Using Schindler's List, for example, I spend a class period after the viewing going over the film and contrasting it with David Crowe's fine biography of Oskar Schindler. I want to be certain that my students understand where lies the line between history and Hollywood, history and art.


Garett said...

This looks good. I like how the art looks appropriate for the story.

Fred W. Hill said...

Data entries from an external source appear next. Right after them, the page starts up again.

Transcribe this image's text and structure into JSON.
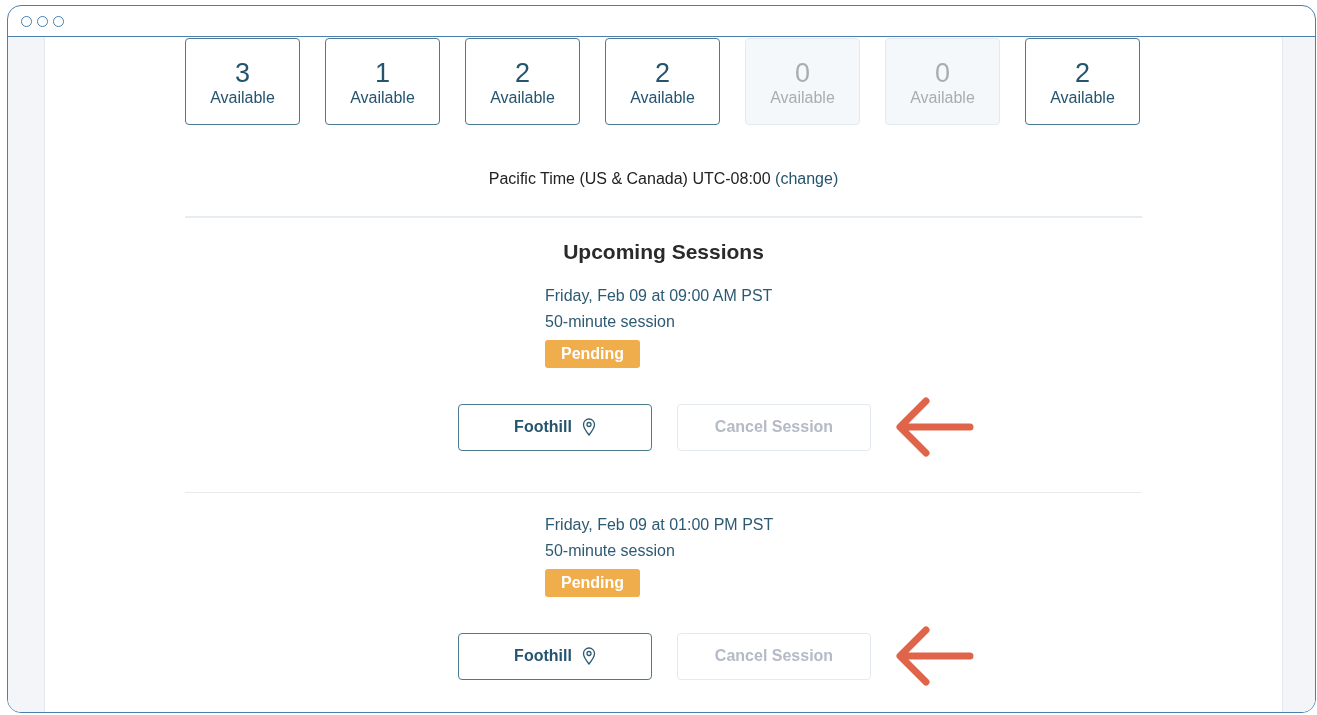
{
  "days": [
    {
      "count": "3",
      "label": "Available",
      "disabled": false
    },
    {
      "count": "1",
      "label": "Available",
      "disabled": false
    },
    {
      "count": "2",
      "label": "Available",
      "disabled": false
    },
    {
      "count": "2",
      "label": "Available",
      "disabled": false
    },
    {
      "count": "0",
      "label": "Available",
      "disabled": true
    },
    {
      "count": "0",
      "label": "Available",
      "disabled": true
    },
    {
      "count": "2",
      "label": "Available",
      "disabled": false
    }
  ],
  "timezone": {
    "text": "Pacific Time (US & Canada) UTC-08:00",
    "link": "(change)"
  },
  "heading": "Upcoming Sessions",
  "sessions": [
    {
      "datetime": "Friday, Feb 09 at 09:00 AM PST",
      "length": "50-minute session",
      "status": "Pending",
      "location": "Foothill",
      "cancel": {
        "label": "Cancel Session",
        "disabled": true
      },
      "arrow": true
    },
    {
      "datetime": "Friday, Feb 09 at 01:00 PM PST",
      "length": "50-minute session",
      "status": "Pending",
      "location": "Foothill",
      "cancel": {
        "label": "Cancel Session",
        "disabled": true
      },
      "arrow": true
    }
  ]
}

Although I knew that Claremont had given Magneto a background as a Holocaust survivor of presumably Jewish and Roma ancestry (a double whammy as Hitler & his gang wanted to wipe out both!) but I hadn't heard of this before. I'll definitely have to check it out.
As to how it all fits in with the Marvel Universe as we once knew it, particularly of the Silver & Bronze ages, Edo's advice seems apt. Of course, based on what little I've read of or about the current Marvel universe, most of the Silver Age characters have changed so much that they might as well be different characters despite having the same names, alter egos, and powers, and in most cases the same basic costumes. But that shouldn't be surprising when many of them have been around nearly or more than 50 years and their tales chronicled by dozens of writers.

Anonymous said...

insult to Jews


Doug said...

Anonymous --

Since you made two drive-by comments this afternoon, I'm sure you won't be back by. However, I'd love to hear more of your opinion on this post -- please don't just make a statement without supporting it (on any post). That does nothing for the sense of community that exists on this blog.

Thank you,


Related Posts with Thumbnails